Mayor Marion Barry named a former director of the California Department of Social Services yesterday to head the District's massive Department of Human Services.

The new Human Services director, Marion Jerome Woods, 55, served as the top official at the California social services agency for more than eight years during the administration of Gov. Jerry Brown.

Since 1983, Woods has operated his own management consulting firm.

His appointment will go to the D.C. Council for confirmation.

"Mr. Woods is a dedicated professional with a distinguished 20-year record of management experience in policy formulation and program development in the field of social services," Barry said in a statement.

"He combines commitment to poor people with outstanding professional management expertise," Barry said.

California's social services department is the largest state social services operation in the nation, and Woods' tenure there is expected to serve him well as he assumescommand of the problem-plagued department here.

Human Services is the city's largest agency, spending $857 million, roughly one-third of the District's budget.

The department has 6,047 employes, serves more than 250,000 city residents and has responsibility for such thorny issues as homelessness, public health and mental health services.

Also yesterday, Barry renamed Byron Marshall as deputy director of the agency.

Marshall had been serving as acting director since January, when the director, David E. Rivers, resigned to become secretary of the District.
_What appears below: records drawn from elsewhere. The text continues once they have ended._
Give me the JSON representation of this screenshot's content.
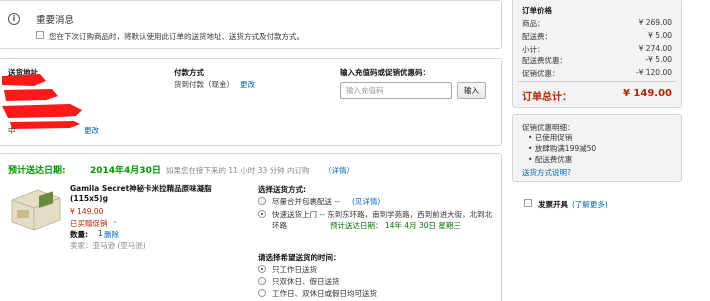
{
  "notice": {
    "title": "重要消息",
    "checkbox_label": "您在下次订购商品时，将默认使用此订单的送货地址、送货方式及付款方式。"
  },
  "address": {
    "label": "送货地址",
    "change": "更改"
  },
  "payment": {
    "label": "付款方式",
    "method": "货到付款（现金）",
    "change": "更改"
  },
  "promo": {
    "label": "输入充值码或促销优惠码：",
    "placeholder": "输入充值码",
    "button": "输入"
  },
  "delivery": {
    "heading": "预计送达日期:",
    "date": "2014年4月30日",
    "note_prefix": "如果您在接下来的 11 小时 33 分钟 内订购",
    "details": "（详情）"
  },
  "item": {
    "title": "Gamila Secret神秘卡米拉精品原味凝脂(115x5)g",
    "price": "¥ 149.00",
    "status": "已买赠促销",
    "qty_label": "数量:",
    "qty_value": "1",
    "delete": "删除",
    "seller": "卖家：亚马逊 (亚马逊)"
  },
  "shipping": {
    "label": "选择送货方式:",
    "options": [
      {
        "text": "尽量合并包裹配送 -- ",
        "link": "(见详情)",
        "selected": false
      },
      {
        "text": "快速送货上门 -- 东到东环路，南到学苑路，西到前进大街，北到北环路",
        "green": "预计送达日期： 14年 4月 30日 星期三",
        "selected": true
      }
    ]
  },
  "time": {
    "label": "请选择希望送货的时间：",
    "options": [
      {
        "text": "只工作日送货",
        "selected": true
      },
      {
        "text": "只双休日、假日送货",
        "selected": false
      },
      {
        "text": "工作日、双休日或假日均可送货",
        "selected": false
      }
    ]
  },
  "summary": {
    "title": "订单价格",
    "rows": [
      {
        "label": "商品：",
        "value": "¥ 269.00"
      },
      {
        "label": "配送费：",
        "value": "¥ 5.00"
      },
      {
        "label": "小计：",
        "value": "¥ 274.00"
      },
      {
        "label": "配送费优惠：",
        "value": "-¥ 5.00"
      },
      {
        "label": "促销优惠：",
        "value": "-¥ 120.00"
      }
    ],
    "total_label": "订单总计：",
    "total_value": "¥ 149.00",
    "promo_title": "促销优惠明细：",
    "promo_items": [
      "已使用促销",
      "放肆购满199减50",
      "配送费优惠"
    ],
    "shipping_link": "送货方式说明?",
    "invoice_label": "发票开具",
    "invoice_link": "(了解更多)"
  }
}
Since then, Rivers has become a central figure in a wide-ranging federal probe of District government contracting procedures.

During his years as California's social services chief, according to city officials, Woods made sweeping and far-reaching changes in the agency's public assistance operations. He initiated a program that in four years reduced the welfare error rate from 17 percent to 3.5 percent.

Woods' cost-control measures during the first year of his administration are credited with saving the state about $31 million in its food stamp and Aid to Families With Dependent Children programs. Overall, the error rate for the AFDC program dropped by more than a third during his time as director, resulting in a total savings of $217 million.

Woods is expected to assume his $68,500 post July 1, perhaps as acting director if the D.C. Council has not yet acted to confirm him.